Part of going temporary duty is not always having a work-related “rough” time; there are some perks to the job. My husband’s plane breaks down in Hawaii frequently enough that I just ask if he had fun and hope he got to see some of his friends while he was there. The military encourages a work hard, play hard mentality, and being supportive of that is critical. If I nagged my husband every time he was enjoying himself in Germany or got a chance to visit a zoo in Africa, I would be consistently putting myself in a position of misery.

It also goes the other way. I cannot stop my life when I am home or on work trips. I train for triathlons, and explore, and go out with friends. Is it difficult being alone in the home? Of course, but my choice is to embrace it. The alternative is to end up in a constant holding pattern. If we have unknowns on return times, we plan our lives and embrace the times our paths cross. Is that entirely normal? No. But it is a military way of life, particularly when only one is still in the service. Take advantage of your planned vacation days when you can.

Respect each other’s schedules and lifestyles.

My husband and I both respect the fact that we have busy schedules and are not able to put our day jobs on hold to attend social gatherings or events for the other person. Tacos Tuesday on base for instance is a time to serve tacos to the service members at lunch hour. Being a working spouse an hour away makes attending these difficult, but just because I cannot attend to serve lunch or raise squadron funds, doesn’t mean I don’t believe in the cause.

It is okay to skip out on the military functions for your significant other when schedules conflict, just as he or she doesn’t have to attend corporate functions. I am not the world’s most routine military spouse when it comes to attending events, but my husband knows this doesn’t mean I support him any less. We are an equal opportunity household that believes in respect, not subordination. This means are very supportive of each other, and don’t feel we have to attend each other’s work functions to show we care or are vested. We attend when we can and show our support in other ways. We don’t base the merit of our relationship on how often we halt our professional lives for the others’ career. We are excited for each other’s professional pursuits.
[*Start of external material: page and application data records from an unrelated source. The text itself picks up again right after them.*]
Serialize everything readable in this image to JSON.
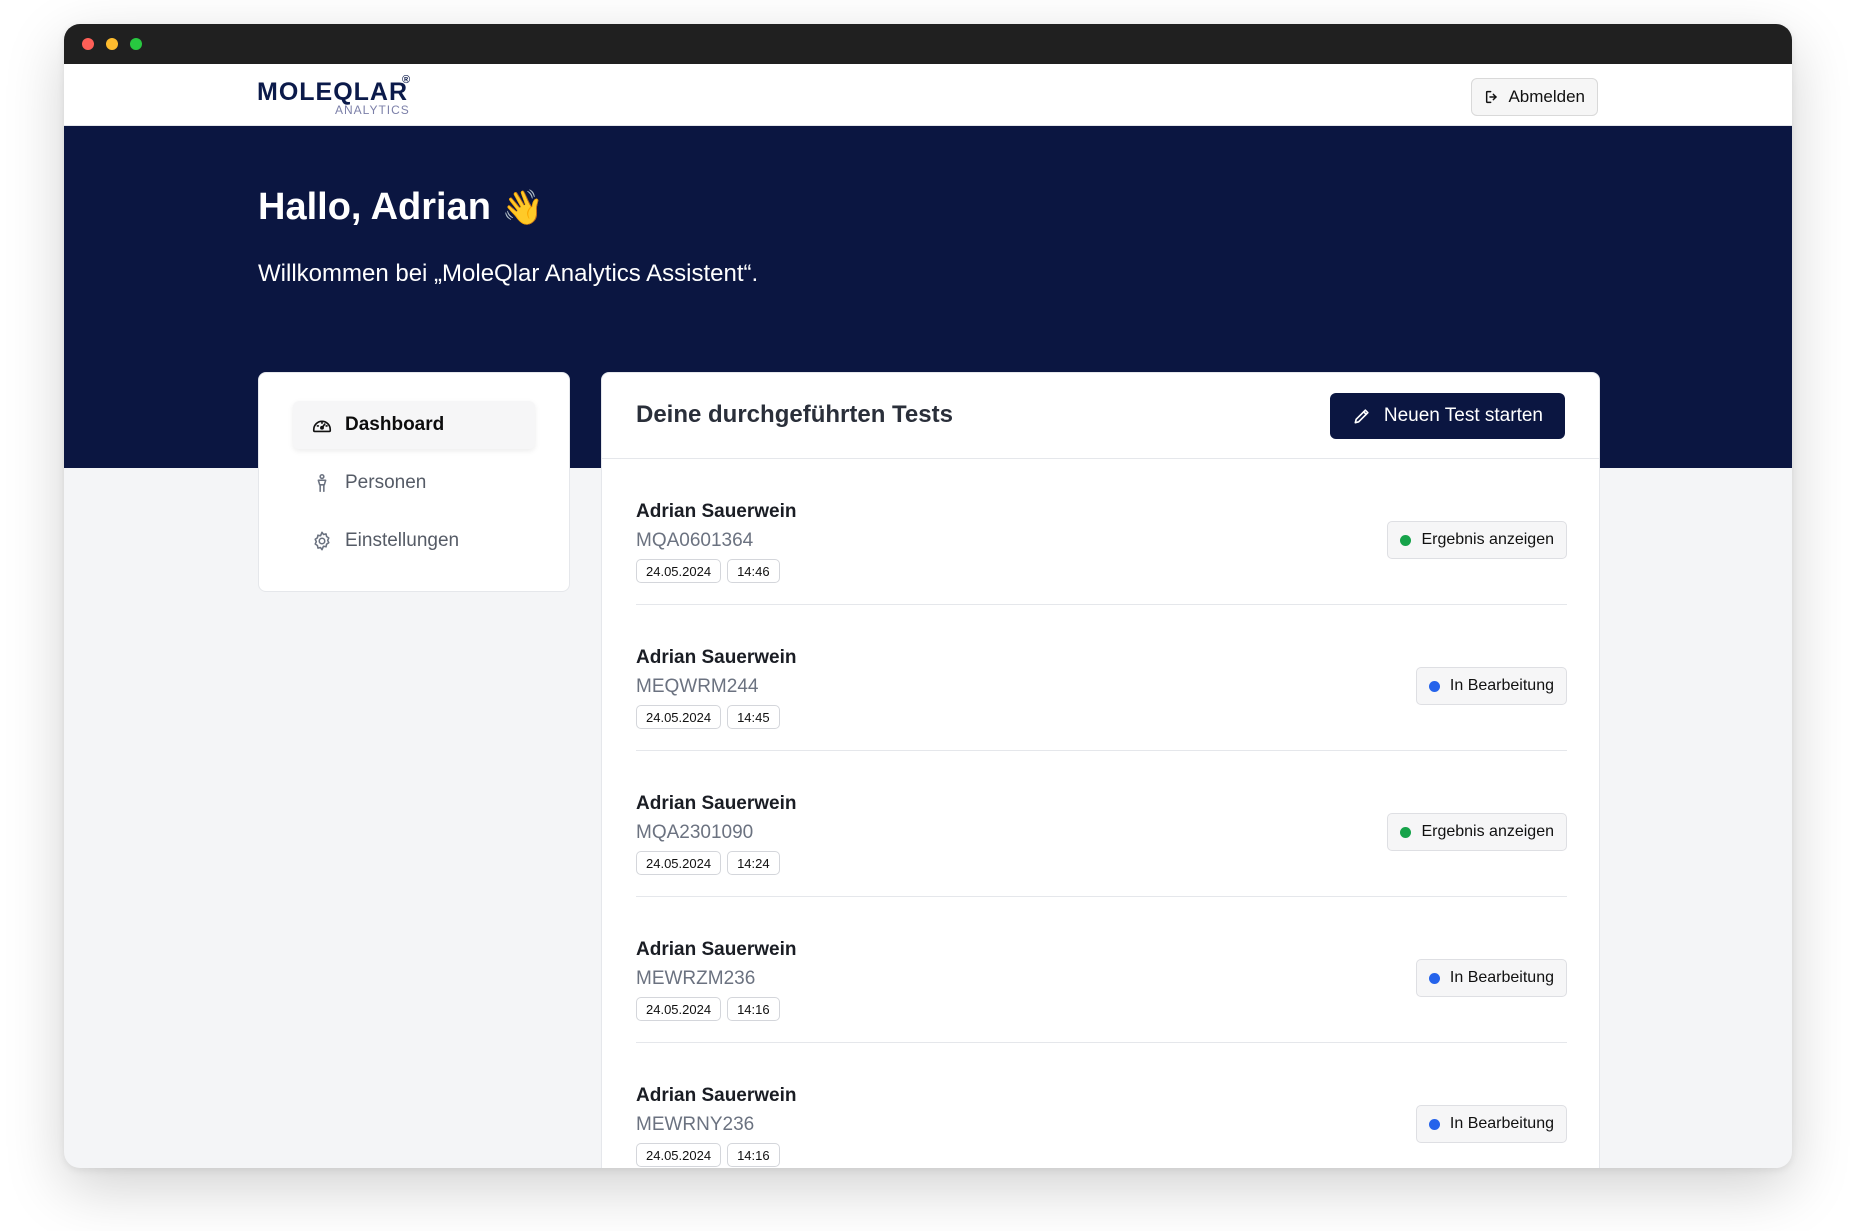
{
  "brand": {
    "name": "MOLEQLAR",
    "registered": "®",
    "sub": "ANALYTICS"
  },
  "header": {
    "logout_label": "Abmelden"
  },
  "hero": {
    "greeting": "Hallo, Adrian",
    "wave": "👋",
    "welcome": "Willkommen bei „MoleQlar Analytics Assistent“."
  },
  "sidebar": {
    "items": [
      {
        "label": "Dashboard",
        "icon": "dashboard-gauge-icon",
        "active": true
      },
      {
        "label": "Personen",
        "icon": "person-icon",
        "active": false
      },
      {
        "label": "Einstellungen",
        "icon": "gear-icon",
        "active": false
      }
    ]
  },
  "main": {
    "title": "Deine durchgeführten Tests",
    "new_test_label": "Neuen Test starten",
    "new_test_icon": "pencil-icon",
    "tests": [
      {
        "name": "Adrian Sauerwein",
        "code": "MQA0601364",
        "date": "24.05.2024",
        "time": "14:46",
        "status": "Ergebnis anzeigen",
        "status_color": "#16a34a"
      },
      {
        "name": "Adrian Sauerwein",
        "code": "MEQWRM244",
        "date": "24.05.2024",
        "time": "14:45",
        "status": "In Bearbeitung",
        "status_color": "#2563eb"
      },
      {
        "name": "Adrian Sauerwein",
        "code": "MQA2301090",
        "date": "24.05.2024",
        "time": "14:24",
        "status": "Ergebnis anzeigen",
        "status_color": "#16a34a"
      },
      {
        "name": "Adrian Sauerwein",
        "code": "MEWRZM236",
        "date": "24.05.2024",
        "time": "14:16",
        "status": "In Bearbeitung",
        "status_color": "#2563eb"
      },
      {
        "name": "Adrian Sauerwein",
        "code": "MEWRNY236",
        "date": "24.05.2024",
        "time": "14:16",
        "status": "In Bearbeitung",
        "status_color": "#2563eb"
      }
    ]
  },
  "colors": {
    "navy": "#0b1641",
    "success": "#16a34a",
    "progress": "#2563eb"
  }
}
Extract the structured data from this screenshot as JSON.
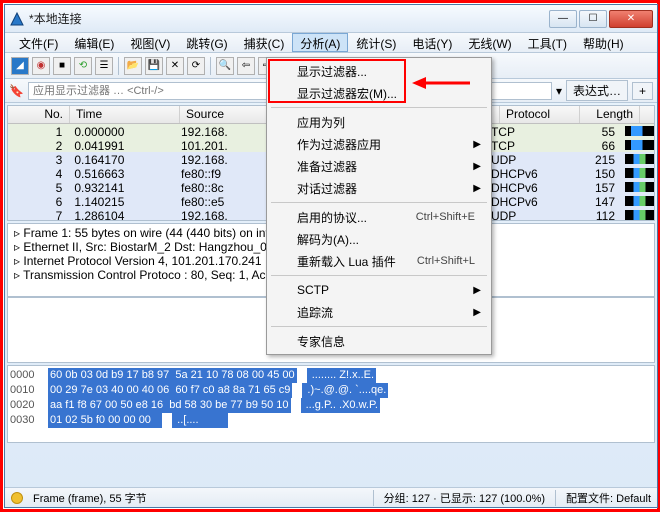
{
  "window": {
    "title": "*本地连接",
    "min": "—",
    "max": "☐",
    "close": "✕"
  },
  "menu": {
    "items": [
      "文件(F)",
      "编辑(E)",
      "视图(V)",
      "跳转(G)",
      "捕获(C)",
      "分析(A)",
      "统计(S)",
      "电话(Y)",
      "无线(W)",
      "工具(T)",
      "帮助(H)"
    ],
    "active_index": 5
  },
  "dropdown": {
    "items": [
      {
        "label": "显示过滤器..."
      },
      {
        "label": "显示过滤器宏(M)..."
      },
      {
        "sep": true
      },
      {
        "label": "应用为列"
      },
      {
        "label": "作为过滤器应用",
        "sub": true
      },
      {
        "label": "准备过滤器",
        "sub": true
      },
      {
        "label": "对话过滤器",
        "sub": true
      },
      {
        "sep": true
      },
      {
        "label": "启用的协议...",
        "shortcut": "Ctrl+Shift+E"
      },
      {
        "label": "解码为(A)..."
      },
      {
        "label": "重新载入 Lua 插件",
        "shortcut": "Ctrl+Shift+L"
      },
      {
        "sep": true
      },
      {
        "label": "SCTP",
        "sub": true
      },
      {
        "label": "追踪流",
        "sub": true
      },
      {
        "sep": true
      },
      {
        "label": "专家信息"
      }
    ]
  },
  "filter": {
    "placeholder": "应用显示过滤器 … <Ctrl-/>",
    "expr_label": "表达式…",
    "plus": "+"
  },
  "packets": {
    "headers": {
      "no": "No.",
      "time": "Time",
      "src": "Source",
      "proto": "Protocol",
      "len": "Length"
    },
    "rows": [
      {
        "no": "1",
        "time": "0.000000",
        "src": "192.168.",
        "proto": "TCP",
        "len": "55"
      },
      {
        "no": "2",
        "time": "0.041991",
        "src": "101.201.",
        "proto": "TCP",
        "len": "66"
      },
      {
        "no": "3",
        "time": "0.164170",
        "src": "192.168.",
        "proto": "UDP",
        "len": "215"
      },
      {
        "no": "4",
        "time": "0.516663",
        "src": "fe80::f9",
        "proto": "DHCPv6",
        "len": "150"
      },
      {
        "no": "5",
        "time": "0.932141",
        "src": "fe80::8c",
        "proto": "DHCPv6",
        "len": "157"
      },
      {
        "no": "6",
        "time": "1.140215",
        "src": "fe80::e5",
        "proto": "DHCPv6",
        "len": "147"
      },
      {
        "no": "7",
        "time": "1.286104",
        "src": "192.168.",
        "proto": "UDP",
        "len": "112"
      }
    ]
  },
  "details": {
    "lines": [
      "▹ Frame 1: 55 bytes on wire (44                          (440 bits) on interface 0",
      "▹ Ethernet II, Src: BiostarM_2                            Dst: Hangzhou_0d:b9:17 (",
      "▹ Internet Protocol Version 4,                           101.201.170.241",
      "▹ Transmission Control Protoco                           : 80, Seq: 1, Ack: 1, Len"
    ]
  },
  "hex": {
    "rows": [
      {
        "off": "0000",
        "bytes": "60 0b 03 0d b9 17 b8 97  5a 21 10 78 08 00 45 00",
        "asc": " ........ Z!.x..E."
      },
      {
        "off": "0010",
        "bytes": "00 29 7e 03 40 00 40 06  60 f7 c0 a8 8a 71 65 c9",
        "asc": " .)~.@.@. `....qe."
      },
      {
        "off": "0020",
        "bytes": "aa f1 f8 67 00 50 e8 16  bd 58 30 be 77 b9 50 10",
        "asc": " ...g.P.. .X0.w.P."
      },
      {
        "off": "0030",
        "bytes": "01 02 5b f0 00 00 00   ",
        "asc": " ..[....         "
      }
    ]
  },
  "status": {
    "frame": "Frame (frame), 55 字节",
    "pkts": "分组: 127 · 已显示: 127 (100.0%)",
    "profile": "配置文件: Default"
  }
}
The military world is full of grey areas, maybes, and setting realistic expectations. Is it difficult to be in a relationship with a military member, or be in an dual-military relationship? Absolutely. Is it ideal? Not at all. But attitude, communication, flexibility, a sense of humor, and knowing who each other are is critical to keeping that relationship happy and healthy.